-- Listed records follows --

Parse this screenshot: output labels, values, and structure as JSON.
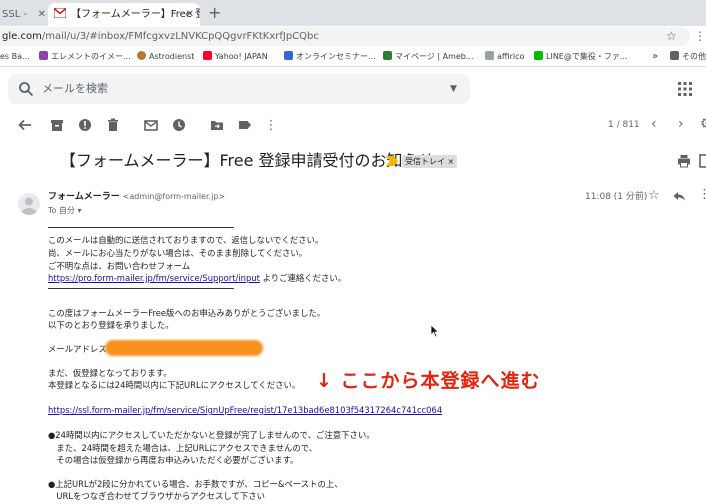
{
  "browser": {
    "tabs": [
      {
        "label": "SSL - "
      },
      {
        "label": "【フォームメーラー】Free 登録申"
      }
    ],
    "new_tab": "+",
    "url_prefix": "gle.com",
    "url_rest": "/mail/u/3/#inbox/FMfcgxvzLNVKCpQQgvrFKtKxrfJpCQbc",
    "bookmarks": [
      {
        "label": "es Ba...",
        "color": "#4285f4"
      },
      {
        "label": "エレメントのイメー...",
        "color": "#8e44ad"
      },
      {
        "label": "Astrodienst",
        "color": "#b07b2c"
      },
      {
        "label": "Yahoo! JAPAN",
        "color": "#ff0033"
      },
      {
        "label": "オンラインセミナー...",
        "color": "#3367d6"
      },
      {
        "label": "マイページ | Ameb...",
        "color": "#2e7d32"
      },
      {
        "label": "affirico",
        "color": "#9aa0a6"
      },
      {
        "label": "LINE@で集役・ファ...",
        "color": "#00b900"
      },
      {
        "label": "その他",
        "color": "#5f6368"
      }
    ]
  },
  "gmail": {
    "search_placeholder": "メールを検索",
    "pager": "1 / 811",
    "subject": "【フォームメーラー】Free 登録申請受付のお知らせ",
    "label_chip": "受信トレイ ×",
    "sender_name": "フォームメーラー",
    "sender_email": "<admin@form-mailer.jp>",
    "to_me": "To 自分 ▾",
    "time": "11:08 (1 分前)"
  },
  "body": {
    "l1": "このメールは自動的に送信されておりますので、返信しないでください。",
    "l2": "尚、メールにお心当たりがない場合は、そのまま削除してください。",
    "l3": "ご不明な点は、お問い合わせフォーム",
    "l4_link": "https://pro.form-mailer.jp/fm/service/Support/input",
    "l4_tail": " よりご連絡ください。",
    "l5": "この度はフォームメーラーFree版へのお申込みありがとうございました。",
    "l6": "以下のとおり登録を承りました。",
    "l7": "メールアドレス：",
    "l8": "まだ、仮登録となっております。",
    "l9": "本登録となるには24時間以内に下記URLにアクセスしてください。",
    "l10_link": "https://ssl.form-mailer.jp/fm/service/SignUpFree/regist/17e13bad6e8103f54317264c741cc064",
    "l11": "●24時間以内にアクセスしていただかないと登録が完了しませんので、ご注意下さい。",
    "l12": "　また、24時間を超えた場合は、上記URLにアクセスできませんので、",
    "l13": "　その場合は仮登録から再度お申込みいただく必要がございます。",
    "l14": "●上記URLが2段に分かれている場合、お手数ですが、コピー&ペーストの上、",
    "l15": "　URLをつなぎ合わせてブラウザからアクセスして下さい"
  },
  "annotation": "↓ ここから本登録へ進む",
  "colors": {
    "annotation": "#e8220c",
    "redaction": "#f7921e",
    "link": "#1a0dab"
  }
}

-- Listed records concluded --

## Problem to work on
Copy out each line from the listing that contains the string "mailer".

## Worked solution
    "sender_email": "<admin@form-mailer.jp>",
    "l4_link": "https://pro.form-mailer.jp/fm/service/Support/input",
    "l10_link": "https://ssl.form-mailer.jp/fm/service/SignUpFree/regist/17e13bad6e8103f54317264c741cc064",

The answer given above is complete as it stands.